- Employment and skills – co-ordinate the Newcastle Employment and Skills Group to address key issues across the borough and work with the Stoke and Staffordshire Local Enterprise Partnership to deliver the Skills Strategy
- Keele Science and Innovation Park (KSIP) – in line with the Keele Deal provide support for further development of KSIP and the master planning in relation to that area.
Duty to co-operate
The Council has put in place a “Statement of Common Ground” (SCOG) which sets out a framework for future collaboration on identified strategic cross boundary planning issues between Newcastle-under-Lyme, Staffordshire Moorlands, Stoke-on-Trent and Stafford borough.
At a summary level there are no adverse implications arising from the SCOG whilst the implications for the Borough Council, as it moves from the Preferred Options stage to draft Joint Local Plan, are as follows:-

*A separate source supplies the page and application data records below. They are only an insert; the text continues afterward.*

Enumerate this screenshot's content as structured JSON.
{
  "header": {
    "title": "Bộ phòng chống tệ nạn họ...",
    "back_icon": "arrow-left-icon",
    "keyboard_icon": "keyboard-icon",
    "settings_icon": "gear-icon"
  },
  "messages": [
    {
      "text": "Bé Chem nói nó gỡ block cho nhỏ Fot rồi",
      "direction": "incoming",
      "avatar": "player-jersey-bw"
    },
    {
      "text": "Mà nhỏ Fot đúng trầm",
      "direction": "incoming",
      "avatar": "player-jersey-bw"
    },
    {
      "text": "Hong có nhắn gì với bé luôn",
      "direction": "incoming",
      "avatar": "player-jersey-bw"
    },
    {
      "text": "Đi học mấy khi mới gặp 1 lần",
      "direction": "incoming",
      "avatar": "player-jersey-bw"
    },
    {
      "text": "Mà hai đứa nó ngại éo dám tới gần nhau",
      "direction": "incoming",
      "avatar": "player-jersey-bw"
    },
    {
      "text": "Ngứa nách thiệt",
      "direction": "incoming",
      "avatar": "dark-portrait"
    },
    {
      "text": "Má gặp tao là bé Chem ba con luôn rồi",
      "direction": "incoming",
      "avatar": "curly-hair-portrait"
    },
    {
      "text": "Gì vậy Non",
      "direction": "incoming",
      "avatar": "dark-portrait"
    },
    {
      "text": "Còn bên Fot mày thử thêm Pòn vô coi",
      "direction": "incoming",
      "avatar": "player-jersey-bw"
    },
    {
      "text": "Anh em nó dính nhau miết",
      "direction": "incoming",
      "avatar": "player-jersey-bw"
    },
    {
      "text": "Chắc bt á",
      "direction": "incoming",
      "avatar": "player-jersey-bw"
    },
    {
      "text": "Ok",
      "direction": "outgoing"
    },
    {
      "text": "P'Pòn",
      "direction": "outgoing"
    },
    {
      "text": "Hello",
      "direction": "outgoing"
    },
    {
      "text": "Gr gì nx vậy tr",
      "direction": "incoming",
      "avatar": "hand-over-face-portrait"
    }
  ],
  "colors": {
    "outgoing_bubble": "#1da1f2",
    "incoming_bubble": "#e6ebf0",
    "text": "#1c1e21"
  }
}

a. Housing – that along with SoTCC, the Borough is unable to assist in meeting Staffordshire Moorlands District Council’s (SMDC) housing development requirements due the fact that the Joint Local Plan is in the early stages of preparation and the Preferred Options Document has identified a shortfall in housing supply within the Housing Market Area which would need to be resolved before consideration of housing need arising from Staffordshire Moorlands could be considered.
b. Gypsies and Travelling Showpeople – that at this stage the Borough Council is not in a position to identify suitable and /or available land within the borough to accommodate its own needs, or the needs of other local authorities. Furthermore the shortfall of housing and employment land within the borough means that the Borough Council is unable to accommodate any potentially arising unmet gypsy and traveller needs from neighbouring authorities due to a lack of available land

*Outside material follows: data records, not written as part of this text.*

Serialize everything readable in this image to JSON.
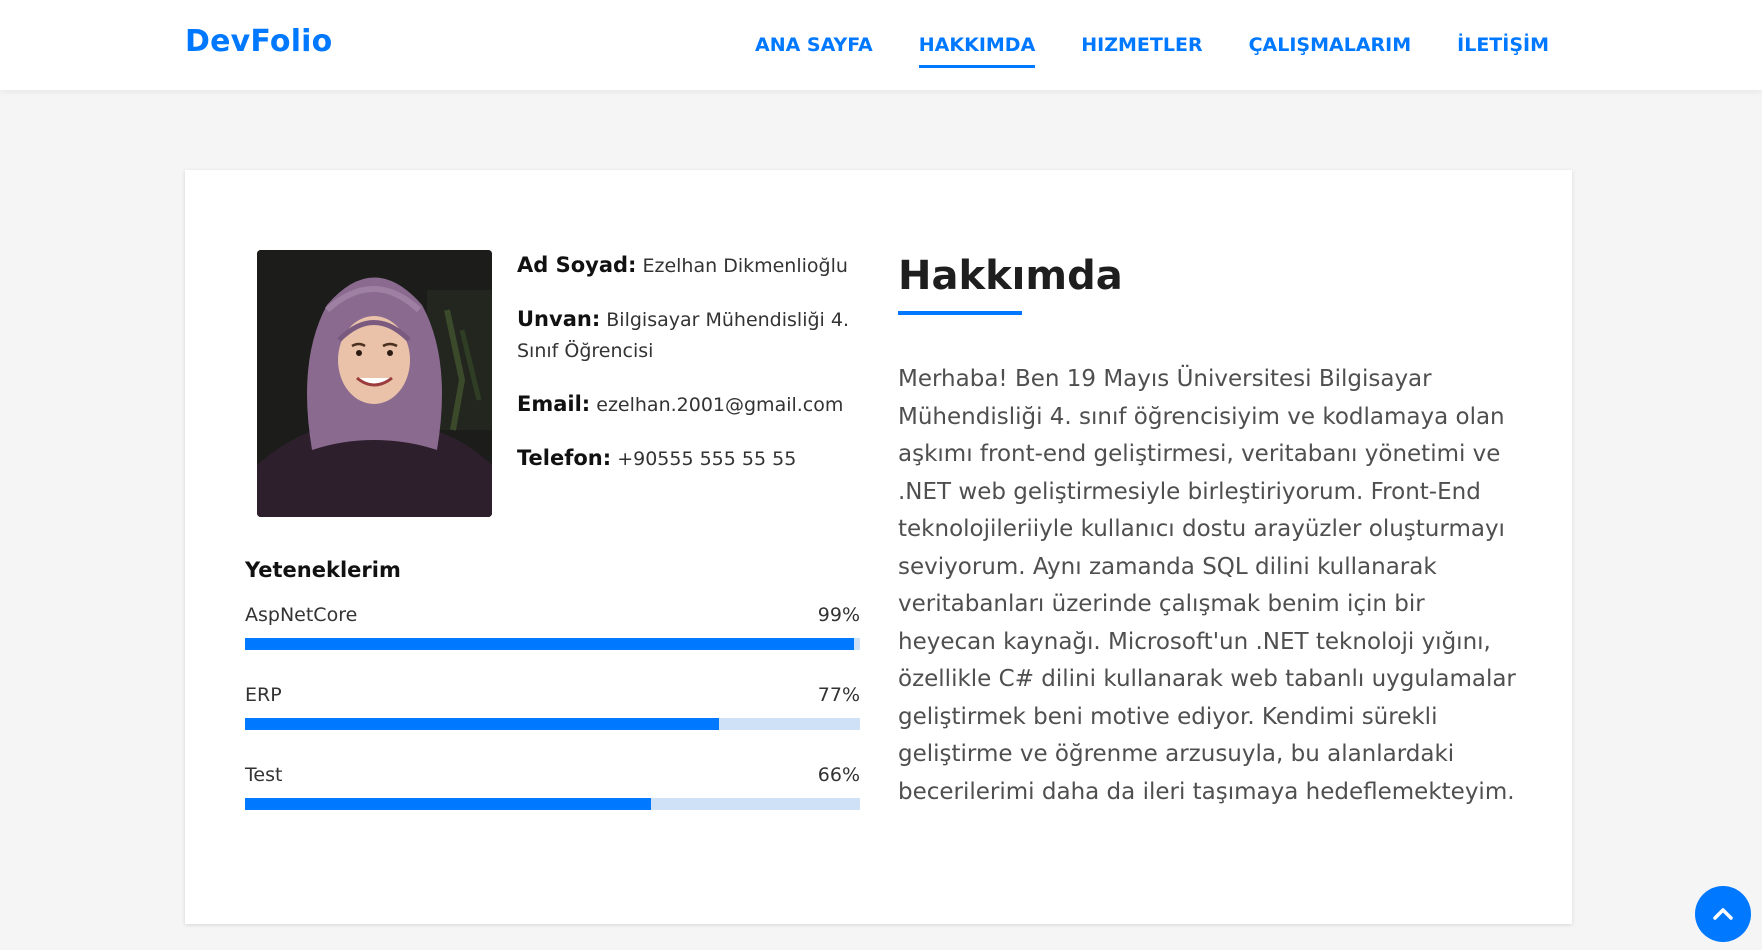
{
  "brand": "DevFolio",
  "nav": {
    "items": [
      {
        "label": "ANA SAYFA"
      },
      {
        "label": "HAKKIMDA"
      },
      {
        "label": "HIZMETLER"
      },
      {
        "label": "ÇALIŞMALARIM"
      },
      {
        "label": "İLETİŞİM"
      }
    ],
    "active": "HAKKIMDA"
  },
  "profile": {
    "photo_icon": "profile-photo",
    "fields": [
      {
        "label": "Ad Soyad:",
        "value": "Ezelhan Dikmenlioğlu"
      },
      {
        "label": "Unvan:",
        "value": "Bilgisayar Mühendisliği 4. Sınıf Öğrencisi"
      },
      {
        "label": "Email:",
        "value": "ezelhan.2001@gmail.com"
      },
      {
        "label": "Telefon:",
        "value": "+90555 555 55 55"
      }
    ]
  },
  "skills": {
    "title": "Yeteneklerim",
    "items": [
      {
        "name": "AspNetCore",
        "percent_label": "99%",
        "level": 99
      },
      {
        "name": "ERP",
        "percent_label": "77%",
        "level": 77
      },
      {
        "name": "Test",
        "percent_label": "66%",
        "level": 66
      }
    ]
  },
  "about": {
    "title": "Hakkımda",
    "text": "Merhaba! Ben 19 Mayıs Üniversitesi Bilgisayar Mühendisliği 4. sınıf öğrencisiyim ve kodlamaya olan aşkımı front-end geliştirmesi, veritabanı yönetimi ve .NET web geliştirmesiyle birleştiriyorum. Front-End teknolojileriiyle kullanıcı dostu arayüzler oluşturmayı seviyorum. Aynı zamanda SQL dilini kullanarak veritabanları üzerinde çalışmak benim için bir heyecan kaynağı. Microsoft'un .NET teknoloji yığını, özellikle C# dilini kullanarak web tabanlı uygulamalar geliştirmek beni motive ediyor. Kendimi sürekli geliştirme ve öğrenme arzusuyla, bu alanlardaki becerilerimi daha da ileri taşımaya hedeflemekteyim."
  },
  "back_to_top_icon": "chevron-up-icon",
  "colors": {
    "accent": "#0078ff",
    "track": "#cfe1f7",
    "page_bg": "#f5f5f5"
  }
}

c. Employment – that all four authorities will liaise on future consideration and evidence gathering in relation to employment requirements and provision undertaken as part of future plan making

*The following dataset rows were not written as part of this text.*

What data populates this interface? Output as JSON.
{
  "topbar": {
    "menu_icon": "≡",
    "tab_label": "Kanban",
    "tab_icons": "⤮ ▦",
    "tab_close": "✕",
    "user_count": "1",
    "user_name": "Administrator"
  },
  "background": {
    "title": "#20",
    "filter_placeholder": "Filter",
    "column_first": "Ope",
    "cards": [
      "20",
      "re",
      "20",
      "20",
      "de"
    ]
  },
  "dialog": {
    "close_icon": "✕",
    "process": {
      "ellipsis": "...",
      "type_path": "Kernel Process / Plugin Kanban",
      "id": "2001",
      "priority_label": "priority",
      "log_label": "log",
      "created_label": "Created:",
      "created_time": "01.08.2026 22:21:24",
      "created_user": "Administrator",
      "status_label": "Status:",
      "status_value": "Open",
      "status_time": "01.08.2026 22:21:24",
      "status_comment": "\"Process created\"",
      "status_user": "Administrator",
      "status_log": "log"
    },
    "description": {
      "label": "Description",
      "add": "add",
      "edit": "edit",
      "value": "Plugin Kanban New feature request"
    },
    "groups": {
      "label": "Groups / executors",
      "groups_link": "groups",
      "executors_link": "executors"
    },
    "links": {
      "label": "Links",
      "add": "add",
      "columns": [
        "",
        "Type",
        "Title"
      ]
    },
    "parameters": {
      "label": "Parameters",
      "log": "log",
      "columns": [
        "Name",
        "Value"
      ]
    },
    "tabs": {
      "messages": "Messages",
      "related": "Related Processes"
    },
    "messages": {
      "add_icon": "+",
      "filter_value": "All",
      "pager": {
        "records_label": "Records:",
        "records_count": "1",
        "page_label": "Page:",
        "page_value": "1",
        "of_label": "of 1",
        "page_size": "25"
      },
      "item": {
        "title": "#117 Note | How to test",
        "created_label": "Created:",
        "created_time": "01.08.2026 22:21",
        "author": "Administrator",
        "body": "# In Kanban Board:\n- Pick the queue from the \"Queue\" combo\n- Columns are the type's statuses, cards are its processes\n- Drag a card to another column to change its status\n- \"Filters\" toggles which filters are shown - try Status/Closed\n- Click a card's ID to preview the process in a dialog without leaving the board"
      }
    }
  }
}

d. Infrastructure – that all four authorities agree to co-ordinate green infrastructure strategies and any subsequent delivery plans to ensure a consistent and complementary approach
e. Green Belt – that the authorities will liaise on any future Green Belt reviews that would affect shared Green Belt boundaries in order to consider the merits of a consistent approach
f. Constellation Partnership – that emerging or future Local Plans will have regard to the Constellation Partnership’s Growth Strategy. This is linked to HSE-related developments.
g. Blyth Vale Strategic Allocation – that the Borough Council considers that the proposed employment land allocation at Blyth Vale (the southern part of the ‘site’) should be protected from being developed for housing and promoted for B2/B8 uses, the site having been identified in the 2015 Employment Land Review as playing an important role in meeting the investment needs of the Stoke and Newcastle conurbation.
Anti-social Behaviour (ASB) Policy and Procedure
In summary the new ASB Policy:-
- Defines the Council’s approach to tackling ASB in partnership with other statutory agencies.
- Sets out the Council’s commitment to reducing anti-social behaviour, improving the quality of life for local people and reducing crime and fear of crime.
- Encourages residents to resolve issues themselves wherever possible and where problems escalate into more serious and wide spread issues, confirms that the Council will proactively work with partners and residents to tackle ASB in our communities.
- Incorporates the revised definition of ASB included within the 2014 legislation.
- Highlights the types of ASB recognised by the Council.
- Outlines what the Council is unlikely to be able to investigate or assist with e.g. private disputes, legally parked vehicles, household noise etc.
- Explains how cases with be managed and risk assessed by the Partnerships Team.
- Explains how the Council will approach Data Protection and other legislative requirements regarding information sharing.
Cabinet was told that this policy will be reviewed every three years.
Full details of all reports considered by Cabinet are available on the Borough Council’s website – www.newcastle-staffs.gov.uk – under the “Your Council” section.